Professor Peter Bell is a pioneer in the fields of art history and machine vision. His research will help improve our understanding of cultural heritage, and reflects contemporary discussions about AI bias.
Wolfgang Kießling traces Earth’s history through layers of fossils. The data he uncovers together with his team serves to create a reliable database for climate research, opening up opportunities for nature-based conservation solutions.
Metrology, computing, communications: quantum research in Erlangen has a broad base. The team of researchers at FAU and the nearby Max Planck Institutes is also at the forefront of international advances in quantum imaging, quantum computing, and encryption.
Researchers at FAU are working across disciplines and with industry partners to develop cutting-edge AI applications that could revolutionize medicine and healthcare.
Postdoc Chandra Macauley researches fuel cell structures at Friedrich-Alexander Universität Erlangen-Nürnberg—one of the top locations for materials science in Germany.
What do coffee, red wine and ink have in common? The stubborn stains they leave behind. Anyone who has ever knocked over a cup of coffee will know that coffee dries in an unusual pattern, the stain is lighter at the center but it gets darker around the perimeter, an effect known as the coffee ring. Prof. Dr. Nicolas Vogel and his team of researchers from the Department of Chemical and Biological Engineering at Friedrich Alexander Universität Erlangen Nürnberg (FAU) and their colleagues in Edinburgh are investigating a strategy to tackle the coffee ring effect and produce a consistent drying pattern. Their findings have been published in the reputable journal Nature Communications.
Two tranregios at Friedrich-Alexander-Universität Erlangen-Nürnberg (FAU) have had their funding extended: the collaborative research center/transregio 154 “Mathematical modeling, simulation and optimization using the example of gas networks” is entering into its third funding period, whilst the CRC/transregio 241 “Immune-epithelial communication in inflammatory bowel diseases” has had its funding extended for the first time.
Physicists at Friedrich-Alexander-Universität Erlangen-Nürnberg (FAU) have designed a framework that allows scientists to observe interactions between light and electrons using a traditional scanning electron microscope. The procedure is considerably cheaper than the technology that has been used to date, and also enables a wider range of experiments. The researchers have published their findings in the prestigious journal Physical Review Letters.
Major success for FAU researchers: The German Research Foundation (DFG) has approved funding for two new research training groups (RTG) in fall 2022 and has extended funding for an existing RTG. This means that the DFG is providing around 15.3 million euros of funding for young researchers at Friedrich-Alexander-Universität Erlangen-Nürnberg (FAU) who are completing doctoral degrees in the fields of linguistics, literature studies, and applied mathematics

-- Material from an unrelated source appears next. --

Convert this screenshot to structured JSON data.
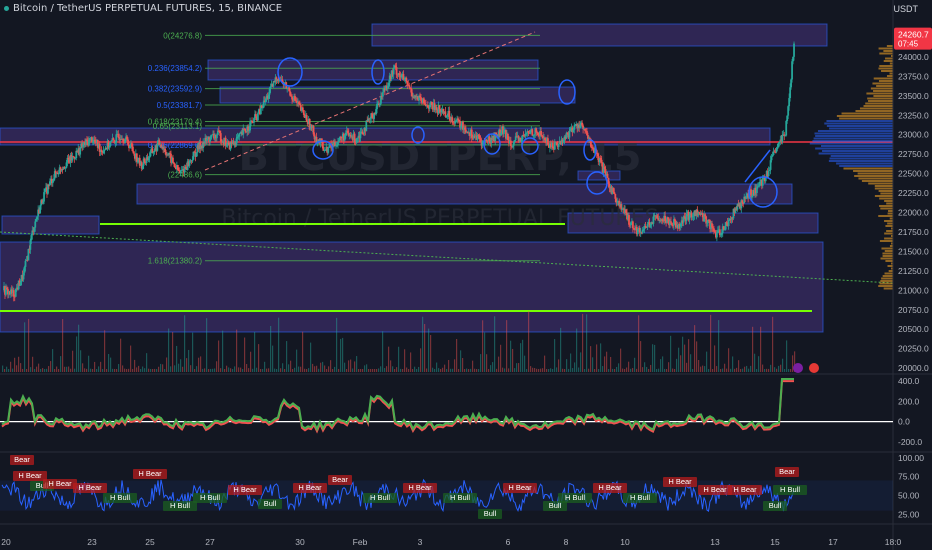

When stars like our Sun use up all their fuel, they shrink to form white dwarfs. Sometimes such dead stars flare back to life in a super hot explosion and produce a fireball of X-ray radiation. A research team led by Friedrich-Alexander-Universität Erlangen-Nürnberg (FAU) has now been able to observe such an explosion of X-ray light for the very first time.